brownbanded bamboo shark
Bamboo Shark images
Shark Pictures Database
shark, banded bambooshark, banded catshark.
Elongated tan/brown body.
Lateral groove on each flank running
from behind head to base of tail.
Juveniles have bold dark bands (without black edging) against a tan background.
Dark bands fade in adulthood but often remain faintly visible. Occasionally, a
few scattered small black spots on head and torso.
Dorsal fins relatively large with
concave rear margin. Anal fin set far back at base of tail. Snout rounded. Barbells extend
from nares to mouth. Spiracle slightly smaller than, and positioned below and
slightly behind eye. Short gill slits. Gill slit margins are noticeably pale.
Maximum length 132cm. 11-15cm at birth. Males mature around 82cm. Females mature
reefs and possibly sandy substrates from intertidal zone to approx 85m.
Occasionally found in tide pools. Able to survive for extended periods above
water i.e. up to half a day between tides.
and distribution: Indo Pacific.
East India, and South East Asia
from Japan to Northern Australia.
Behavior: Nocturnal. Hides
by day in
crevices on the reef or under corals. Hunts
for bony fishes and crustaceans.
Lays up to 153 rounded egg cases. Eggs hatch after around 90 days.
Considered 'Near Threatened' by the IUCN. Within Australia the species is
assessed as Least Concern as a portion of its habitat is protected in marine
parks and it is not a target species, except perhaps for the aquarium trade. It
is an extremely hardy species that would presumably survive as a discard in any
trawl bycatch. However, throughout much of the rest of its range, the species is
likely to be threatened by overfishing for human consumption, habitat loss due
to destructive fishing methods on coral reefs, and collection for the
display-aquarium trade. It fails to meet the criteria for Vulnerable due to
insufficient data, but is assessed as Near Threatened globally because of
concern over the significant impact that these practices must be having on this
species in much of its range.
Bennett, M.B. & Kyne, P.M. (SSG Australia & Oceania Regional Workshop, March
2003) 2003. Chiloscyllium punctatum. The IUCN Red List of Threatened Species.
Version 2014.3. <www.iucnredlist.org>
Sambawam Island, Philippines.
The brownbanded bamboo shark partially shares its range with a number of other bamboo
sharks, some of which look quite similar especially during the juvenile banded
The grey bamboo shark Chi
griseum has dorsal fins with straight or convex rear margins.
The Burmese bamboo shark

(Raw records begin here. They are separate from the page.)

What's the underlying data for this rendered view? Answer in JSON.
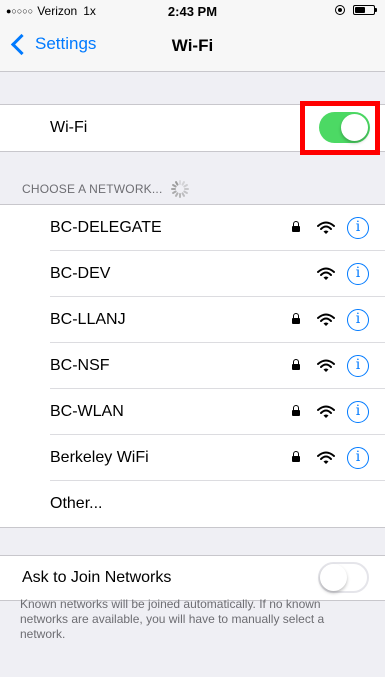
{
  "status_bar": {
    "signal_dots": "●○○○○",
    "carrier": "Verizon",
    "mode": "1x",
    "time": "2:43 PM",
    "battery_fraction": 0.55
  },
  "nav": {
    "back_label": "Settings",
    "title": "Wi-Fi"
  },
  "wifi_toggle": {
    "label": "Wi-Fi",
    "on": true
  },
  "networks_section": {
    "header": "CHOOSE A NETWORK...",
    "networks": [
      {
        "name": "BC-DELEGATE",
        "secured": true
      },
      {
        "name": "BC-DEV",
        "secured": false
      },
      {
        "name": "BC-LLANJ",
        "secured": true
      },
      {
        "name": "BC-NSF",
        "secured": true
      },
      {
        "name": "BC-WLAN",
        "secured": true
      },
      {
        "name": "Berkeley WiFi",
        "secured": true
      }
    ],
    "other_label": "Other...",
    "info_glyph": "i"
  },
  "ask_to_join": {
    "label": "Ask to Join Networks",
    "on": false,
    "note": "Known networks will be joined automatically. If no known networks are available, you will have to manually select a network."
  },
  "colors": {
    "accent": "#007aff",
    "toggle_on": "#4cd964",
    "highlight": "#ff0000",
    "background": "#efeff4"
  }
}
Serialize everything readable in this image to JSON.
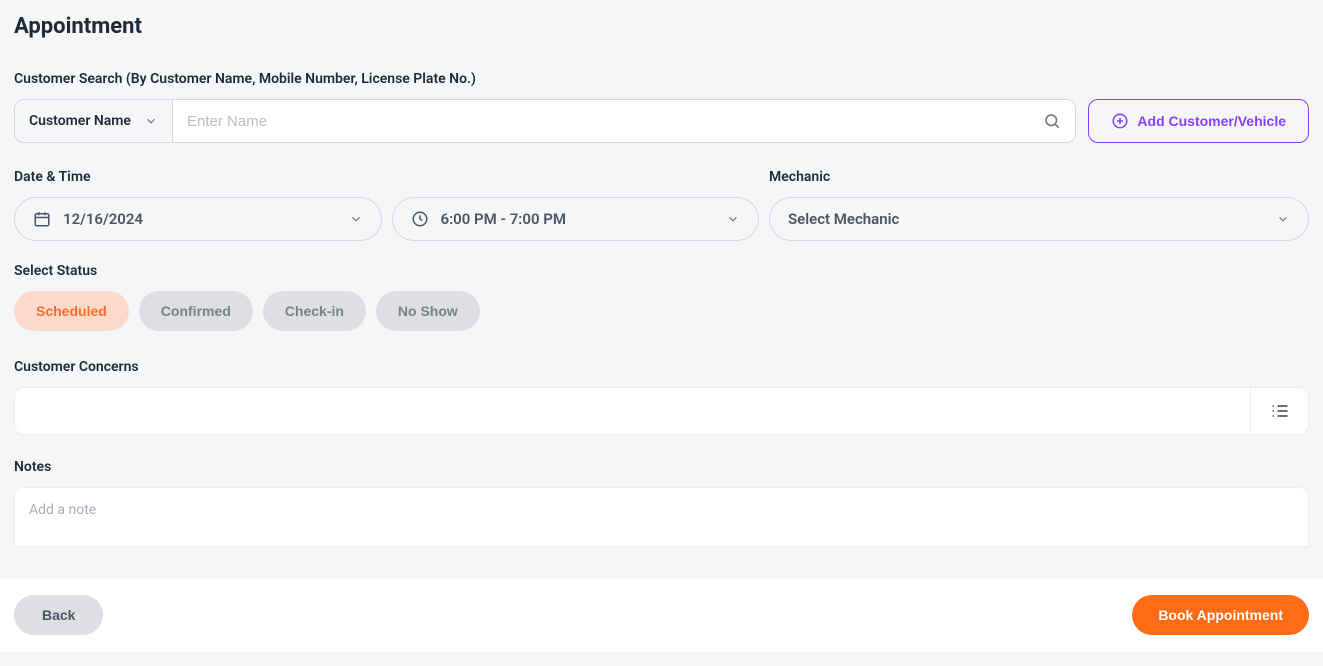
{
  "page_title": "Appointment",
  "customer_search": {
    "label": "Customer Search (By Customer Name, Mobile Number, License Plate No.)",
    "search_type": "Customer Name",
    "placeholder": "Enter Name",
    "value": ""
  },
  "add_customer_button": "Add Customer/Vehicle",
  "datetime": {
    "label": "Date & Time",
    "date": "12/16/2024",
    "time": "6:00 PM - 7:00 PM"
  },
  "mechanic": {
    "label": "Mechanic",
    "placeholder": "Select Mechanic",
    "value": ""
  },
  "status": {
    "label": "Select Status",
    "options": [
      "Scheduled",
      "Confirmed",
      "Check-in",
      "No Show"
    ],
    "selected": "Scheduled"
  },
  "concerns": {
    "label": "Customer Concerns"
  },
  "notes": {
    "label": "Notes",
    "placeholder": "Add a note",
    "value": ""
  },
  "footer": {
    "back": "Back",
    "book": "Book Appointment"
  }
}
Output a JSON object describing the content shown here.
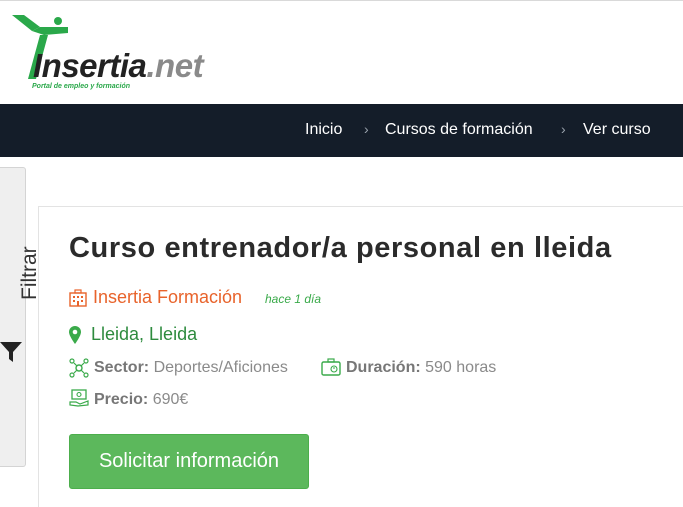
{
  "header": {
    "logo_text_main": "Insertia",
    "logo_text_suffix": ".net",
    "logo_tagline": "Portal de empleo y formación"
  },
  "nav": {
    "items": [
      {
        "label": "Inicio"
      },
      {
        "label": "Cursos de formación"
      },
      {
        "label": "Ver curso"
      }
    ]
  },
  "sidebar": {
    "filter_label": "Filtrar"
  },
  "course": {
    "title": "Curso entrenador/a personal en lleida",
    "company": "Insertia Formación",
    "posted_ago": "hace 1 día",
    "location": "Lleida, Lleida",
    "sector_label": "Sector:",
    "sector_value": "Deportes/Aficiones",
    "duration_label": "Duración:",
    "duration_value": "590 horas",
    "price_label": "Precio:",
    "price_value": "690€",
    "cta_label": "Solicitar información"
  },
  "colors": {
    "brand_green": "#2aa84a",
    "navbar_bg": "#141d29",
    "company_orange": "#e8632b",
    "button_green": "#5cb85c"
  }
}
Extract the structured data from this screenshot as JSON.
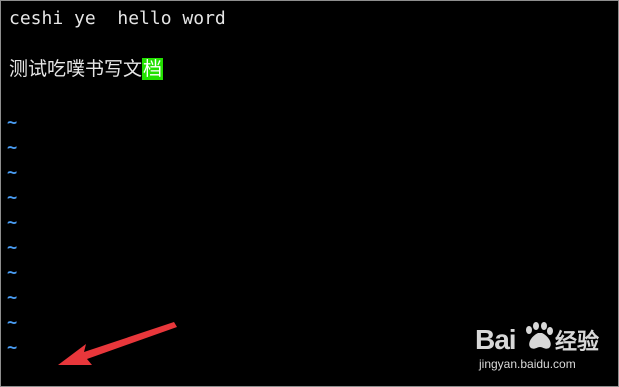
{
  "editor": {
    "line1": "ceshi ye  hello word",
    "line3_text": "测试吃噗书写文",
    "line3_cursor_char": "档",
    "tilde": "~",
    "tilde_count": 10,
    "colors": {
      "background": "#000000",
      "text": "#e6e6e6",
      "tilde": "#4a9ef5",
      "cursor_bg": "#22e000",
      "arrow": "#e8373b"
    }
  },
  "watermark": {
    "brand": "Bai  经验",
    "url": "jingyan.baidu.com"
  }
}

is a more slender animal with dark fin webs on all fins and convex rear margins.
The Indonesian bamboo shark
Chiloscylliam hasselti has dusky edged fins with convex rear margins.
Reaction to divers:
Generally very shy and wary
of divers. When discovered under ledges, the brownbanded bamboo shark usually
tries to wedge itself deeper. If no better cover is available, it will bolt for
another hiding place.
logistics: The brownbanded bamboo shark is a fairly common but
rarely seen shark inhabiting many popular dive sites in Southeast Asia and
Northern Australia. It is reportedly common in Moreton Bay, Queensland, Australia; a
site with limited cover where multiple animals can be found sharing the same